_YOUR TASK_:
All lines in the records that carry the string "Workspaces" are to be shown.

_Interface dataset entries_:

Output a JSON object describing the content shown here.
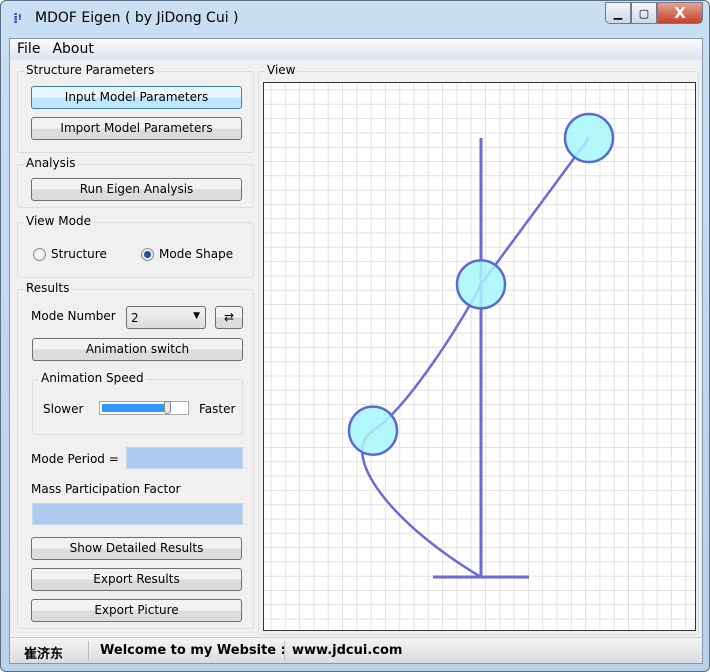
{
  "window": {
    "title": "MDOF Eigen ( by JiDong Cui )",
    "icon": "app-icon",
    "controls": [
      "minimize-icon",
      "maximize-icon",
      "close-icon"
    ]
  },
  "menu": [
    "File",
    "About"
  ],
  "structure": {
    "label": "Structure Parameters",
    "input_btn": "Input Model Parameters",
    "import_btn": "Import Model Parameters"
  },
  "analysis": {
    "label": "Analysis",
    "run_btn": "Run Eigen Analysis"
  },
  "view_mode": {
    "label": "View Mode",
    "options": [
      "Structure",
      "Mode Shape"
    ],
    "selected": "Mode Shape"
  },
  "results": {
    "label": "Results",
    "mode_number_label": "Mode Number",
    "mode_number": "2",
    "refresh_icon": "refresh-icon",
    "animation_btn": "Animation switch",
    "speed": {
      "label": "Animation Speed",
      "slower": "Slower",
      "faster": "Faster",
      "value": 8,
      "max": 10
    },
    "period_label": "Mode Period =",
    "period_value": "",
    "mpf_label": "Mass Participation Factor",
    "mpf_value": "",
    "detail_btn": "Show Detailed Results",
    "export_btn": "Export Results",
    "picture_btn": "Export Picture"
  },
  "view": {
    "label": "View",
    "mode_shape": [
      0,
      -1,
      0,
      1
    ],
    "colors": {
      "line": "#6a6ad8",
      "mass": "#a6f7fb",
      "mass_border": "#5a6ad0",
      "grid": "#e2e2e2"
    }
  },
  "status": {
    "name": "崔济东",
    "welcome": "Welcome to my Website :",
    "url": "www.jdcui.com"
  }
}
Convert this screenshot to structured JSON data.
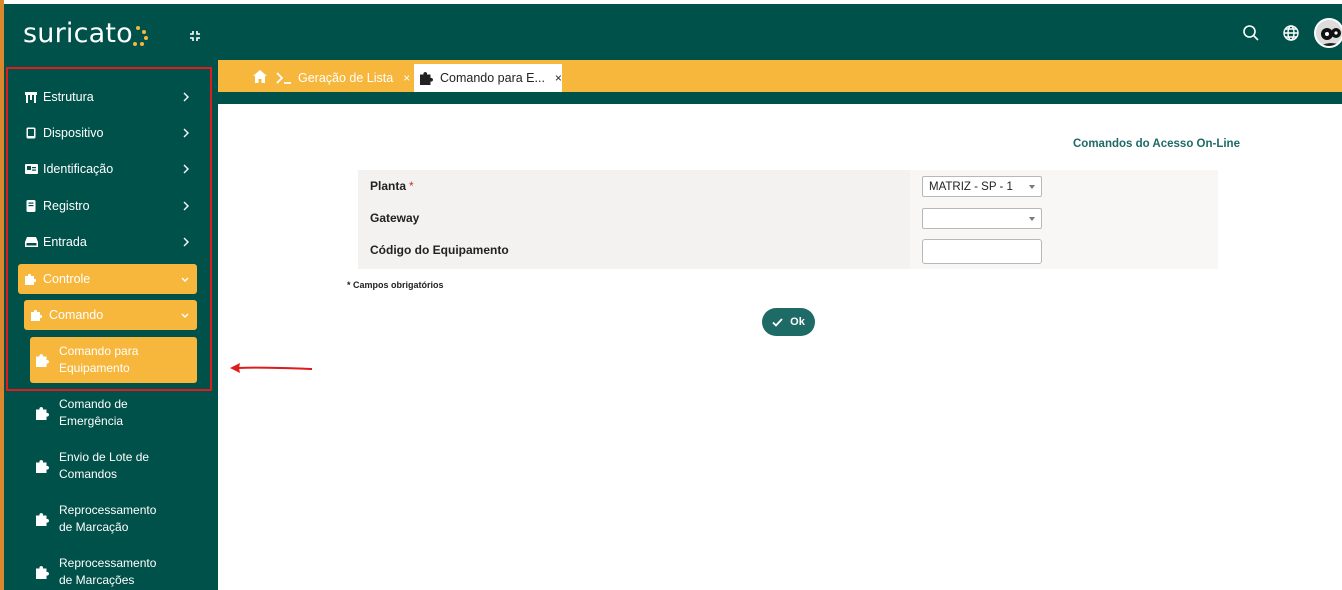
{
  "app": {
    "logo_text": "suricato",
    "brand_green": "#00514a",
    "accent_orange": "#f6b73c",
    "annotation_red": "#e01b1b"
  },
  "sidebar": {
    "items": [
      {
        "label": "Estrutura",
        "icon": "building-icon"
      },
      {
        "label": "Dispositivo",
        "icon": "tablet-icon"
      },
      {
        "label": "Identificação",
        "icon": "id-card-icon"
      },
      {
        "label": "Registro",
        "icon": "book-icon"
      },
      {
        "label": "Entrada",
        "icon": "drive-icon"
      },
      {
        "label": "Controle",
        "icon": "puzzle-icon",
        "active": true
      }
    ],
    "sub_group": {
      "label": "Comando",
      "icon": "puzzle-icon"
    },
    "sub_items": [
      {
        "line1": "Comando para",
        "line2": "Equipamento",
        "active": true
      },
      {
        "line1": "Comando de",
        "line2": "Emergência"
      },
      {
        "line1": "Envio de Lote de",
        "line2": "Comandos"
      },
      {
        "line1": "Reprocessamento",
        "line2": "de Marcação"
      },
      {
        "line1": "Reprocessamento",
        "line2": "de Marcações"
      }
    ]
  },
  "tabs": {
    "items": [
      {
        "label": "Geração de Lista",
        "icon": "terminal-icon",
        "close": "×"
      },
      {
        "label": "Comando para E...",
        "icon": "puzzle-icon",
        "close": "×",
        "active": true
      }
    ]
  },
  "form": {
    "title": "Comandos do Acesso On-Line",
    "fields": [
      {
        "label": "Planta",
        "required_mark": "*",
        "type": "select",
        "value": "MATRIZ - SP - 1"
      },
      {
        "label": "Gateway",
        "required_mark": "",
        "type": "select",
        "value": ""
      },
      {
        "label": "Código do Equipamento",
        "required_mark": "",
        "type": "input",
        "value": ""
      }
    ],
    "required_note": "* Campos obrigatórios",
    "ok_label": "Ok"
  }
}
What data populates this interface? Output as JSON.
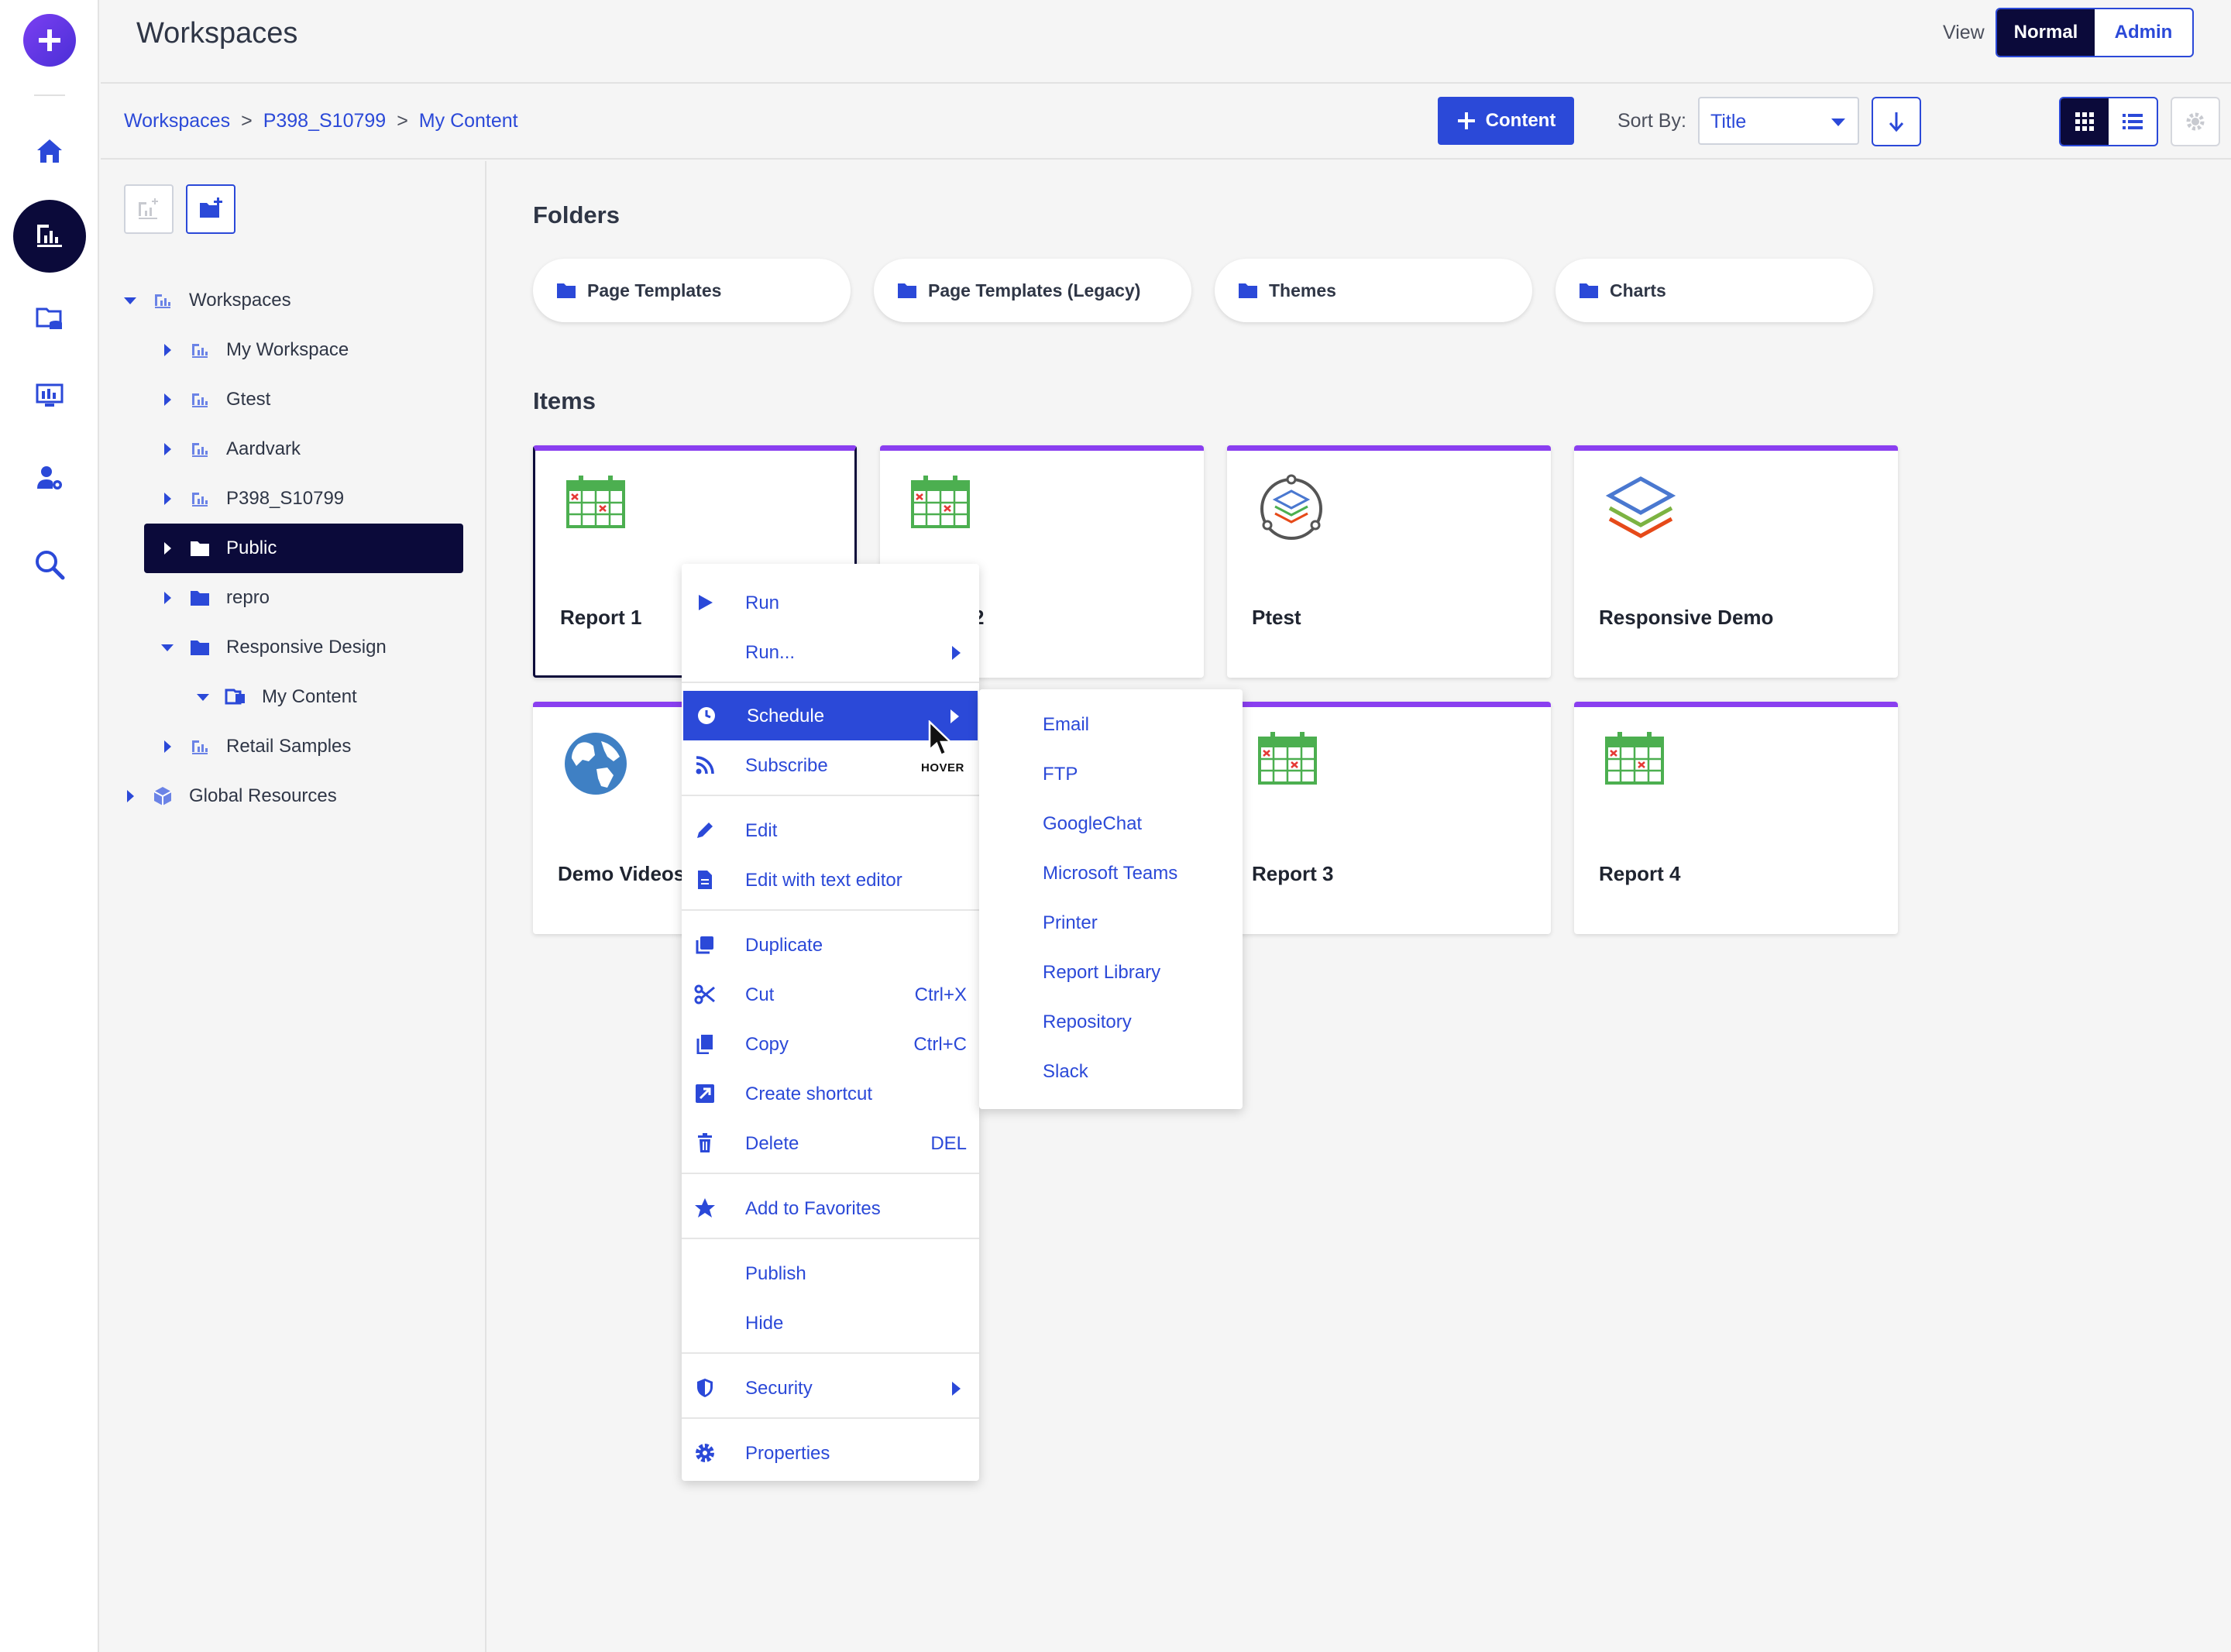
{
  "header": {
    "title": "Workspaces",
    "view_label": "View",
    "view_normal": "Normal",
    "view_admin": "Admin"
  },
  "breadcrumb": {
    "items": [
      "Workspaces",
      "P398_S10799",
      "My Content"
    ],
    "separator": ">"
  },
  "toolbar": {
    "content_button": "Content",
    "sort_label": "Sort By:",
    "sort_value": "Title"
  },
  "tree": {
    "items": [
      {
        "label": "Workspaces",
        "icon": "workspace-icon",
        "expanded": true
      },
      {
        "label": "My Workspace",
        "icon": "workspace-icon"
      },
      {
        "label": "Gtest",
        "icon": "workspace-icon"
      },
      {
        "label": "Aardvark",
        "icon": "workspace-icon"
      },
      {
        "label": "P398_S10799",
        "icon": "workspace-icon"
      },
      {
        "label": "Public",
        "icon": "folder-icon",
        "selected": true
      },
      {
        "label": "repro",
        "icon": "folder-icon"
      },
      {
        "label": "Responsive Design",
        "icon": "folder-icon",
        "expanded": true
      },
      {
        "label": "My Content",
        "icon": "my-content-icon",
        "expanded": true
      },
      {
        "label": "Retail Samples",
        "icon": "workspace-icon"
      },
      {
        "label": "Global Resources",
        "icon": "cube-icon"
      }
    ]
  },
  "main": {
    "folders_title": "Folders",
    "items_title": "Items",
    "folders": [
      "Page Templates",
      "Page Templates (Legacy)",
      "Themes",
      "Charts"
    ],
    "items": [
      {
        "label": "Report 1",
        "icon": "calendar-report-icon"
      },
      {
        "label": "2",
        "icon": "calendar-report-icon"
      },
      {
        "label": "Ptest",
        "icon": "portal-icon"
      },
      {
        "label": "Responsive Demo",
        "icon": "layers-icon"
      },
      {
        "label": "Demo Videos",
        "icon": "globe-icon"
      },
      {
        "label": "Report 3",
        "icon": "calendar-report-icon"
      },
      {
        "label": "Report 4",
        "icon": "calendar-report-icon"
      }
    ]
  },
  "context_menu": {
    "run": "Run",
    "run_dots": "Run...",
    "schedule": "Schedule",
    "subscribe": "Subscribe",
    "edit": "Edit",
    "edit_text": "Edit with text editor",
    "duplicate": "Duplicate",
    "cut": "Cut",
    "cut_shortcut": "Ctrl+X",
    "copy": "Copy",
    "copy_shortcut": "Ctrl+C",
    "create_shortcut": "Create shortcut",
    "delete": "Delete",
    "delete_shortcut": "DEL",
    "favorites": "Add to Favorites",
    "publish": "Publish",
    "hide": "Hide",
    "security": "Security",
    "properties": "Properties"
  },
  "schedule_submenu": [
    "Email",
    "FTP",
    "GoogleChat",
    "Microsoft Teams",
    "Printer",
    "Report Library",
    "Repository",
    "Slack"
  ],
  "hover_tag": "HOVER",
  "colors": {
    "accent": "#2b49d8",
    "dark": "#0b0a3a",
    "card_top": "#8a3ff0",
    "calendar_green": "#4caf50"
  }
}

_ANSWER SECTION_:
    "title": "Workspaces",
      "Workspaces",
        "label": "Workspaces",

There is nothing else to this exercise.